The phoney war is over. This week, the real battle over top-up fees - and with them the future shape of higher education - began in earnest.
Higher education minister Alan Johnson was predictably resolute in his first speech to Universities UK, and the Trades Union Congress was predictably just as hostile. Next week, MPs will have their say and then go on to the party conferences, all of which will see more flak flying the way of the fees proposals.
Those who hoped for further delay or a radical recasting of the government's plans must know by now that they are going to be disappointed.
Tony Blair has thrown down the gauntlet by associating higher fees with social justice, while Charles Clarke followed up with a warning to universities that there was no alternative source of extra funding. The talk could hardly be tougher but, like the formidable trade union negotiator he was, Mr Johnson knows the importance of a strong opening position.
Everyone expects there to be concessions eventually to buy off the requisite number of Labour critics, but they will have to be affordable, both financially and politically. Simply to double the flat-rate fee, as some vice-chancellors and MPs suggest, would appear to be a non-starter, for example, because the model would not conform to the government's rationale that some courses are more valuable than others.
Nevertheless, there appears to be gradual acceptance in Whitehall that most, if not all, universities will charge the full £3,000 if the bill gets through. Some universities may come to grief if they misjudge the market, but the initial cost to the Treasury will be huge - and far more than initially envisaged. The assumptions underlying the chancellor's reluctant acceptance of top-up fees remain shrouded in secrecy, but it is thought that the plans assumed that half of all courses would attract the full fee. If, as seems likely, the proportion is closer to 90 per cent, the overrun will amount to hundreds of millions of pounds, leaving much less scope for sweeteners.
Mr Johnson has rightly identified the plight of students from poor homes, who will be faced with a £2,000 fee despite qualifying for continuing remission of the current charges, as the first subject for negotiation. For the state to pick up the entire bill would be extremely expensive, but to refuse to do so would play into the hands of those who see fees as an unreasonable burden on the poor.
If the prospect of £1,000 fees was deemed sufficiently off-putting to warrant full public subsidy, how can ministers argue that such students will take twice that amount in their stride? If the government gets its way and a market operates, the state would be agreeing to meet the full cost of poor students going to second-tier universities but not to the "top" institutions. If there is no market, rich and poor alike end up paying the premium rate.
The proposed "solution" is hardly that.

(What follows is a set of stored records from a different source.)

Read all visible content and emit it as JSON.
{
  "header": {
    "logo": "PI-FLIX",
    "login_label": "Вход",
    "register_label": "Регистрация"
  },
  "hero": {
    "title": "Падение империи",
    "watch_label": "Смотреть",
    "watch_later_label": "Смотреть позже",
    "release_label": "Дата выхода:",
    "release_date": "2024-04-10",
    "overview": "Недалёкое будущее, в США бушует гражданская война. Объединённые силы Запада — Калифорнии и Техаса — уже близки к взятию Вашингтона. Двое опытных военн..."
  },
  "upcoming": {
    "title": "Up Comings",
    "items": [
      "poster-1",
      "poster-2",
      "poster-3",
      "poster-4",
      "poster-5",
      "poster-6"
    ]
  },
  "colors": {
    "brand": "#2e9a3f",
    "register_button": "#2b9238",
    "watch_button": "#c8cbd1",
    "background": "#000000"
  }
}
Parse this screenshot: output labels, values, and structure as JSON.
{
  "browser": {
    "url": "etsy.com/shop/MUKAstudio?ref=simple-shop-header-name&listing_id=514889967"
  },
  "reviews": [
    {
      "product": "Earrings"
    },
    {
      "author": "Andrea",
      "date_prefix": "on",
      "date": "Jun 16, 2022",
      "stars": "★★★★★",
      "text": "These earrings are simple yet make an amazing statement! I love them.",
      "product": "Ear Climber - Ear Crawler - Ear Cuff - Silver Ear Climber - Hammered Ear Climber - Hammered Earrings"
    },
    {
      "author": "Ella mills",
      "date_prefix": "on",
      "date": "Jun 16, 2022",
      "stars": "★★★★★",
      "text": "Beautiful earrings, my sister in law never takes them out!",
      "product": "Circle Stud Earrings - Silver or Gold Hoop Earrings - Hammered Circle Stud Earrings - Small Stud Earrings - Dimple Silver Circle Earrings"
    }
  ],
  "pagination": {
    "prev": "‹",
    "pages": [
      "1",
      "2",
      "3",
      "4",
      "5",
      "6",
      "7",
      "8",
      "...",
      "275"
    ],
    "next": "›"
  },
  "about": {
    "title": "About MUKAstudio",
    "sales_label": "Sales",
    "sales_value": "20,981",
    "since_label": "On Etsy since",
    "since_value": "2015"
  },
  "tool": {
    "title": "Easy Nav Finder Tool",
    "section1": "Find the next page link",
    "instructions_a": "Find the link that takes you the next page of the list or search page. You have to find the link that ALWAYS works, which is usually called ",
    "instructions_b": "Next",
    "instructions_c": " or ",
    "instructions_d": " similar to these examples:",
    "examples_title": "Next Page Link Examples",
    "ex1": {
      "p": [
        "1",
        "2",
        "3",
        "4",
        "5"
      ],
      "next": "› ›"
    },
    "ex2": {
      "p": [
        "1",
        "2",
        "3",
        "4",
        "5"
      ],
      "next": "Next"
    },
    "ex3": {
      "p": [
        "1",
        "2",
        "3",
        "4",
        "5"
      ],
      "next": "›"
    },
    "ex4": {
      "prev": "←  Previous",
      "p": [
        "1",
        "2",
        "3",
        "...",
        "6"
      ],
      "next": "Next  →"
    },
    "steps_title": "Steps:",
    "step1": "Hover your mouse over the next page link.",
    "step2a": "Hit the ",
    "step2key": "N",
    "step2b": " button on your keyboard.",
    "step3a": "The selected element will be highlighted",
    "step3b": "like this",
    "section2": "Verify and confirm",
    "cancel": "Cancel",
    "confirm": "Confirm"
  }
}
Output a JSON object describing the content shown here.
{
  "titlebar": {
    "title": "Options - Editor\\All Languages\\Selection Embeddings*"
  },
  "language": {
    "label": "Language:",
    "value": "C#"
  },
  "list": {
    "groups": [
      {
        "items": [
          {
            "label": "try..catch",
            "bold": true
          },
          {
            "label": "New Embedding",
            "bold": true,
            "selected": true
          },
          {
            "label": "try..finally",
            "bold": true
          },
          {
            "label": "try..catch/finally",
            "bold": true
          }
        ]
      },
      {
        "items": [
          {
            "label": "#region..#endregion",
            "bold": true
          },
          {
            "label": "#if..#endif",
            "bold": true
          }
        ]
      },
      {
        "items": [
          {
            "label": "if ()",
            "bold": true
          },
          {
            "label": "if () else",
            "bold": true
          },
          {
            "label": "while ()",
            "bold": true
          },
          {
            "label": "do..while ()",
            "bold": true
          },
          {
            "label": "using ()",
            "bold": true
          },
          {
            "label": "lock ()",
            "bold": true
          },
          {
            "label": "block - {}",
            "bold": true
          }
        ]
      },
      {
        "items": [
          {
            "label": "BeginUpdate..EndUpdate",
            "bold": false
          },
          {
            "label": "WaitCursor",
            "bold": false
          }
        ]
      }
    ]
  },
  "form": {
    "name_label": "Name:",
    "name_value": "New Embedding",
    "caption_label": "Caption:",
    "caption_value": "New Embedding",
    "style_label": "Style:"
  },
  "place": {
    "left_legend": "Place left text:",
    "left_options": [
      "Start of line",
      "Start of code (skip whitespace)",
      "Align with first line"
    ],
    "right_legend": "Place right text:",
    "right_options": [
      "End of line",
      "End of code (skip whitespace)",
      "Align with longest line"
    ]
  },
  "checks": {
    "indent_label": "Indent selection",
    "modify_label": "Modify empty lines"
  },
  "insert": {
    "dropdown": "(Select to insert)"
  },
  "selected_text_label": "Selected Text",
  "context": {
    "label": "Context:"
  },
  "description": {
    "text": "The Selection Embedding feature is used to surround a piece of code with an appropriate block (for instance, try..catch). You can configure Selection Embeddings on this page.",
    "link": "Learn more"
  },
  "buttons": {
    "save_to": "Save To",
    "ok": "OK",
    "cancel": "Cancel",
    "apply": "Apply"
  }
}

Ministers would simply rebrand maintenance grants and add a further loan element to bring the total to £3,000. Never mind that fee payments will not begin until an indeterminate point after graduation, so students would naturally use the extra money to cope with immediate living costs. The actual addition to students' budgets would be minimal and would add to the debts that are assumed to be the problem in the first place.
It is difficult to imagine that student leaders or Labour rebels will be impressed by such sleight of hand. In the end, Mr Johnson will surely have to come back to the grant increases that he ruled out yesterday - if the Treasury will let him.